|2017||Baker Mayfield, Oklahoma||2,398||929||86.0%|
|1998||Ricky Williams, Texas||2,355||921||85.23%|
|1993||Charlie Ward, FSU||2,310||919||83.79%|
|2010||Cam Newton, Auburn||2,263||925||81.55%|
|1968||O.J. Simpson, USC||2,903||1,200||80.64%|
|2013||Jameis Winston, FSU||2,205||929||79.12%|
|2018||Kyler Murray, Oklahoma||2,167||929||78%|
|1991||Desmond Howard, Michigan||2,077||917||75.50%|
|1976||Tony Dorsett, Pittsburgh||2,357||1,048||74.97%|
|1999||Ron Dayne, Wisconsin||2,042||922||73.83%|
|2012||Johnny Manziel, Texas A&M||2,029||928||72.88%|
Most Ballots Named, as a Percentage of Total Ballots
Largest Margin of Victory
|Year||Winner, School||Points||Runner Up, School||Points||Margin|
|2019||Joe Burrow, LSU||2,608||Jalen Hurts, Oklahoma||762||1,846|
|1968||O.J. Simpson, USC||2,853||Leroy Keyes, Purdue||1,103||1,750|
|2006||Troy Smith, Ohio State||2,540||Darren McFadden, Arkansas||878||1,662|
|1993||Charlie Ward, Florida State||2,310||Heath Shuler, Tennessee||688||1,622|
|1991||Desmond Howard, Michigan||2,077||Casey Weldon, Florida State||503||1,574|
|1998||Ricky Williams, Texas||2,355||Michael Bishop, Kansas State||792||1,563|

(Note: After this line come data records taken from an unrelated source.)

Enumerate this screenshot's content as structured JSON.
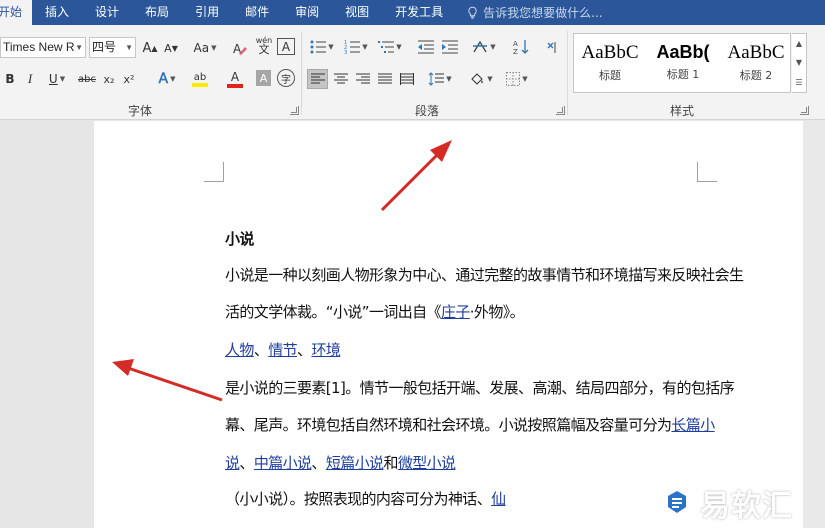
{
  "tabs": [
    "开始",
    "插入",
    "设计",
    "布局",
    "引用",
    "邮件",
    "审阅",
    "视图",
    "开发工具"
  ],
  "tell_me": "告诉我您想要做什么...",
  "font": {
    "name": "Times New R",
    "size": "四号",
    "grow": "A",
    "shrink": "A",
    "case": "Aa",
    "phonetic": "wén",
    "border_char": "A",
    "bold": "B",
    "italic": "I",
    "underline": "U",
    "strike": "abc",
    "subscript": "x₂",
    "superscript": "x²",
    "effects": "A",
    "highlight": "ab",
    "font_color": "A",
    "shading": "A",
    "enclose": "字",
    "group_label": "字体"
  },
  "paragraph": {
    "group_label": "段落"
  },
  "styles": {
    "items": [
      {
        "sample": "AaBbC",
        "name": "标题"
      },
      {
        "sample": "AaBb(",
        "name": "标题 1"
      },
      {
        "sample": "AaBbC",
        "name": "标题 2"
      }
    ],
    "group_label": "样式"
  },
  "document": {
    "title": "小说",
    "line1": "小说是一种以刻画人物形象为中心、通过完整的故事情节和环境描写来反映社会生",
    "line2_pre": "活的文学体裁。“小说”一词出自《",
    "line2_link": "庄子",
    "line2_post": "·外物》。",
    "line3_l1": "人物",
    "line3_s1": "、",
    "line3_l2": "情节",
    "line3_s2": "、",
    "line3_l3": "环境",
    "line4": "是小说的三要素[1]。情节一般包括开端、发展、高潮、结局四部分，有的包括序",
    "line5_pre": "幕、尾声。环境包括自然环境和社会环境。小说按照篇幅及容量可分为",
    "line5_link": "长篇小",
    "line6_link0": "说",
    "line6_s0": "、",
    "line6_l1": "中篇小说",
    "line6_s1": "、",
    "line6_l2": "短篇小说",
    "line6_s2": "和",
    "line6_l3": "微型小说",
    "line7_pre": "（小小说）。按照表现的内容可分为神话、",
    "line7_link": "仙"
  },
  "watermark": "易软汇",
  "colors": {
    "ribbon_tab": "#2b579a",
    "arrow": "#d42b26",
    "link": "#1f3f9e",
    "highlight_bar": "#ffeb00",
    "font_color_bar": "#e2231a"
  }
}
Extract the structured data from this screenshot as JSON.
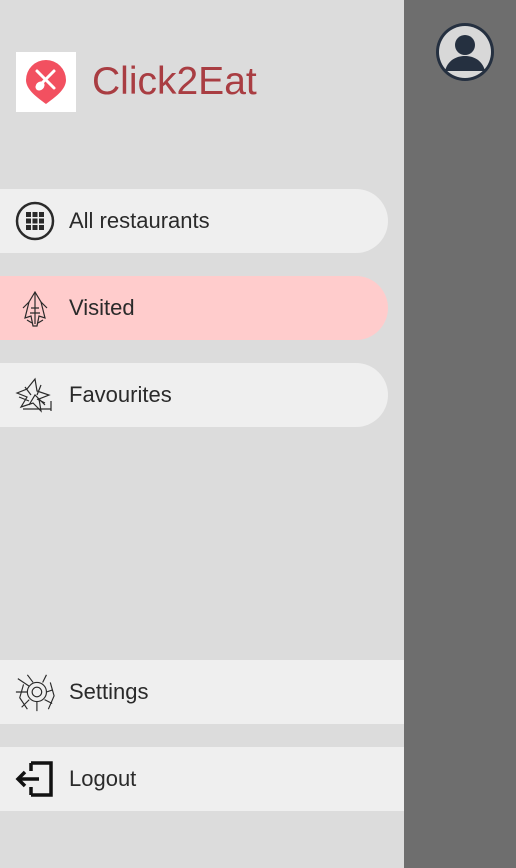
{
  "app": {
    "title": "Click2Eat",
    "brand_color": "#a93d42",
    "logo_color": "#f25060"
  },
  "nav": {
    "items": [
      {
        "label": "All restaurants",
        "icon": "grid-icon",
        "active": false
      },
      {
        "label": "Visited",
        "icon": "visited-sketch-icon",
        "active": true
      },
      {
        "label": "Favourites",
        "icon": "favourites-sketch-icon",
        "active": false
      }
    ]
  },
  "footer": {
    "settings_label": "Settings",
    "logout_label": "Logout"
  },
  "colors": {
    "drawer_bg": "#dcdcdc",
    "item_bg": "#efefef",
    "active_bg": "#ffcccc",
    "scrim": "#6e6e6e",
    "avatar": "#253040"
  }
}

|1986||Vinny Testaverde, Miami||2,213||Paul Palmer, Temple||672||1,541|
|2013||Jameis Winston, Florida State||2,205||AJ McCarron, Alabama||704||1,501|
|1955||Howard Cassady, Ohio State||2,219||Jim Swink, TCU||742||1,477|
|1963||Roger Staubach, Navy||1,860||Billy Lothridge, Georgia Tech||504||1,356|
|1951||Dick Kazmaier, Princeton||1,777||Hank Lauricella, Tennessee||424||1,353|
Smallest Margin of Victory
|Year||Winner, School||Points||Runner Up, School||Points||Margin|
|2009||Mark Ingram, Alabama||1,304||Toby Gerhart, Stanford||1,276||28|
|1985||Bo Jackson, Auburn||1,509||Chuck Long, Iowa||1,464||45|
|1961||Ernie Davis, Syracuse||824||Bob Ferguson, Ohio State||771||53|
|1953||John Lattner, Notre Dame||1,850||Paul Giel, Minnesota||1,794||56|
|2001||Eric Crouch, Nebraska||770||Rex Grossman, Florida||708||62|
|1989||Andre Ware, Houston||1,073||Anthony Thompson, Indiana||1,003||70|
|1956||Paul Hornung, Notre Dame||1,066||John Majors, Tennessee||994||72|
|1964||John Huarte, Notre Dame||1,026||Jerry Rhome, Tulsa||952||74|
|2000||Chris Weinke, Florida St.||1,628||Josh Heupel, Oklahoma||1,552||76|
|1978||Billy Sims, Oklahoma||827||Chuck Fusina, Penn State||750||77|
* voting records from Heisman.com